Source records:
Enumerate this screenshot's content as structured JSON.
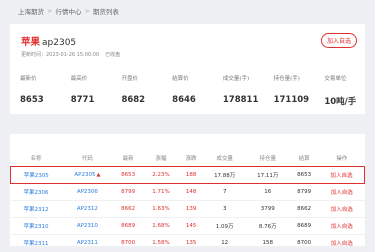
{
  "breadcrumb": [
    "上海期货",
    "行情中心",
    "期货列表"
  ],
  "header": {
    "name": "苹果",
    "code": "ap2305",
    "time_label": "更新时间：2023-01-26 15:00:00",
    "status": "已收盘",
    "add_button": "加入自选"
  },
  "stats": [
    {
      "label": "最新价",
      "value": "8653"
    },
    {
      "label": "最高价",
      "value": "8771"
    },
    {
      "label": "开盘价",
      "value": "8682"
    },
    {
      "label": "结算价",
      "value": "8646"
    },
    {
      "label": "成交量(手)",
      "value": "178811"
    },
    {
      "label": "持仓量(手)",
      "value": "171109"
    },
    {
      "label": "交易单位",
      "value": "10吨/手"
    }
  ],
  "table": {
    "headers": [
      "名称",
      "代码",
      "最新",
      "涨幅",
      "涨跌",
      "成交量",
      "持仓量",
      "结算",
      "操作"
    ],
    "rows": [
      {
        "name": "苹果2305",
        "code": "AP2305",
        "last": "8653",
        "change_pct": "2.23%",
        "change": "188",
        "volume": "17.88万",
        "oi": "17.11万",
        "settle": "8653",
        "action": "加入自选"
      },
      {
        "name": "苹果2306",
        "code": "AP2306",
        "last": "8799",
        "change_pct": "1.71%",
        "change": "148",
        "volume": "7",
        "oi": "16",
        "settle": "8799",
        "action": "加入自选"
      },
      {
        "name": "苹果2312",
        "code": "AP2312",
        "last": "8662",
        "change_pct": "1.63%",
        "change": "139",
        "volume": "3",
        "oi": "3799",
        "settle": "8662",
        "action": "加入自选"
      },
      {
        "name": "苹果2310",
        "code": "AP2310",
        "last": "8689",
        "change_pct": "1.68%",
        "change": "145",
        "volume": "1.09万",
        "oi": "8.76万",
        "settle": "8689",
        "action": "加入自选"
      },
      {
        "name": "苹果2311",
        "code": "AP2311",
        "last": "8700",
        "change_pct": "1.58%",
        "change": "135",
        "volume": "12",
        "oi": "158",
        "settle": "8700",
        "action": "加入自选"
      }
    ]
  }
}
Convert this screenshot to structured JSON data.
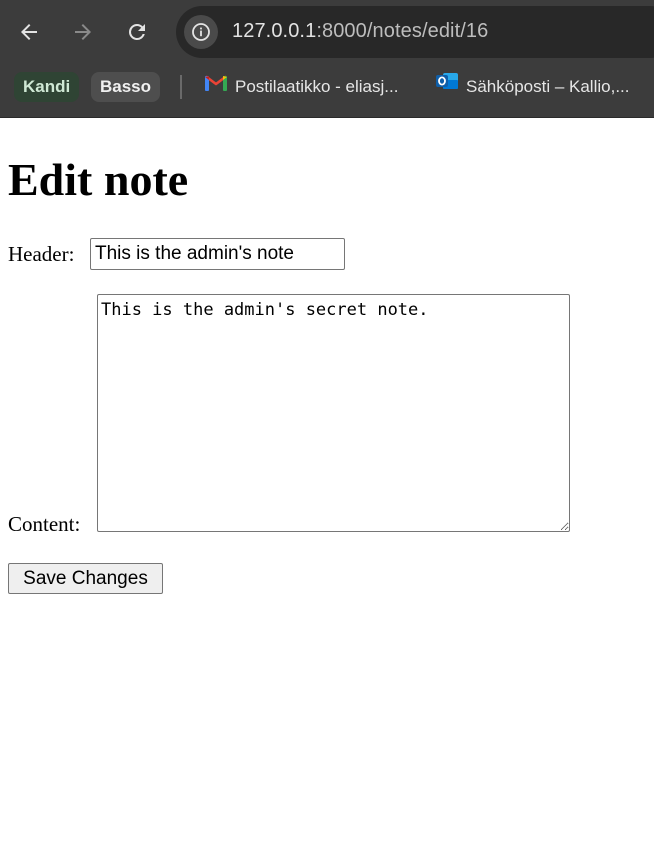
{
  "browser": {
    "url": {
      "host": "127.0.0.1",
      "path": ":8000/notes/edit/16"
    },
    "bookmarks": {
      "kandi": "Kandi",
      "basso": "Basso",
      "gmail": "Postilaatikko - eliasj...",
      "outlook": "Sähköposti – Kallio,..."
    },
    "icons": {
      "back": "arrow-left-icon",
      "forward": "arrow-right-icon",
      "reload": "reload-icon",
      "site_info": "info-icon",
      "gmail": "gmail-icon",
      "outlook": "outlook-icon"
    },
    "colors": {
      "chrome_bg": "#3c3c3c",
      "omnibox_bg": "#282828",
      "kandi_chip_bg": "#2f4434",
      "basso_chip_bg": "#4e4e4e"
    }
  },
  "page": {
    "title": "Edit note",
    "form": {
      "header_label": "Header:",
      "header_value": "This is the admin's note",
      "content_label": "Content:",
      "content_value": "This is the admin's secret note.",
      "submit_label": "Save Changes"
    }
  }
}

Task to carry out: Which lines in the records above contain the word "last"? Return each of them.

Exercise answer:
        "last": "8653",
        "last": "8799",
        "last": "8662",
        "last": "8689",
        "last": "8700",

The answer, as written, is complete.